EXERCISE OBJECTIVE: Note how many lines of the data below hold the word "icon", then give that number with no other text.

DATA RECORDS:
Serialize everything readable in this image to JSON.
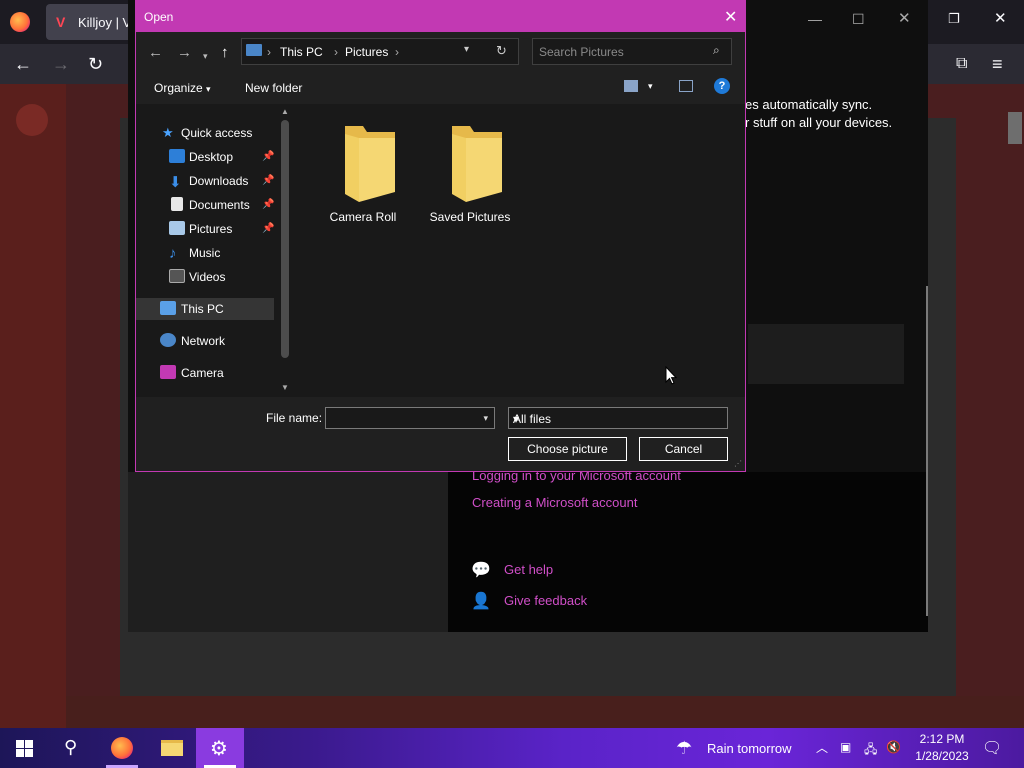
{
  "browser": {
    "tab_title": "Killjoy | Va"
  },
  "settings_window": {
    "sync_text_line1": "es automatically sync.",
    "sync_text_line2": "r stuff on all your devices.",
    "link_login": "Logging in to your Microsoft account",
    "link_create": "Creating a Microsoft account",
    "get_help": "Get help",
    "give_feedback": "Give feedback"
  },
  "dialog": {
    "title": "Open",
    "breadcrumb": [
      "This PC",
      "Pictures"
    ],
    "search_placeholder": "Search Pictures",
    "organize_label": "Organize",
    "new_folder_label": "New folder",
    "nav_items": [
      {
        "label": "Quick access",
        "icon": "star-icon"
      },
      {
        "label": "Desktop",
        "icon": "desktop-icon",
        "pinned": true
      },
      {
        "label": "Downloads",
        "icon": "downloads-icon",
        "pinned": true
      },
      {
        "label": "Documents",
        "icon": "documents-icon",
        "pinned": true
      },
      {
        "label": "Pictures",
        "icon": "pictures-icon",
        "pinned": true
      },
      {
        "label": "Music",
        "icon": "music-icon"
      },
      {
        "label": "Videos",
        "icon": "videos-icon"
      },
      {
        "label": "This PC",
        "icon": "this-pc-icon",
        "selected": true
      },
      {
        "label": "Network",
        "icon": "network-icon"
      },
      {
        "label": "Camera",
        "icon": "camera-icon"
      }
    ],
    "folders": [
      "Camera Roll",
      "Saved Pictures"
    ],
    "file_name_label": "File name:",
    "file_name_value": "",
    "file_type": "All files",
    "choose_button": "Choose picture",
    "cancel_button": "Cancel"
  },
  "taskbar": {
    "weather": "Rain tomorrow",
    "time": "2:12 PM",
    "date": "1/28/2023"
  },
  "colors": {
    "accent": "#c239b3",
    "folder": "#f3d06b",
    "link": "#d04fc8"
  }
}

SOLUTION TO THIS PROBLEM: 10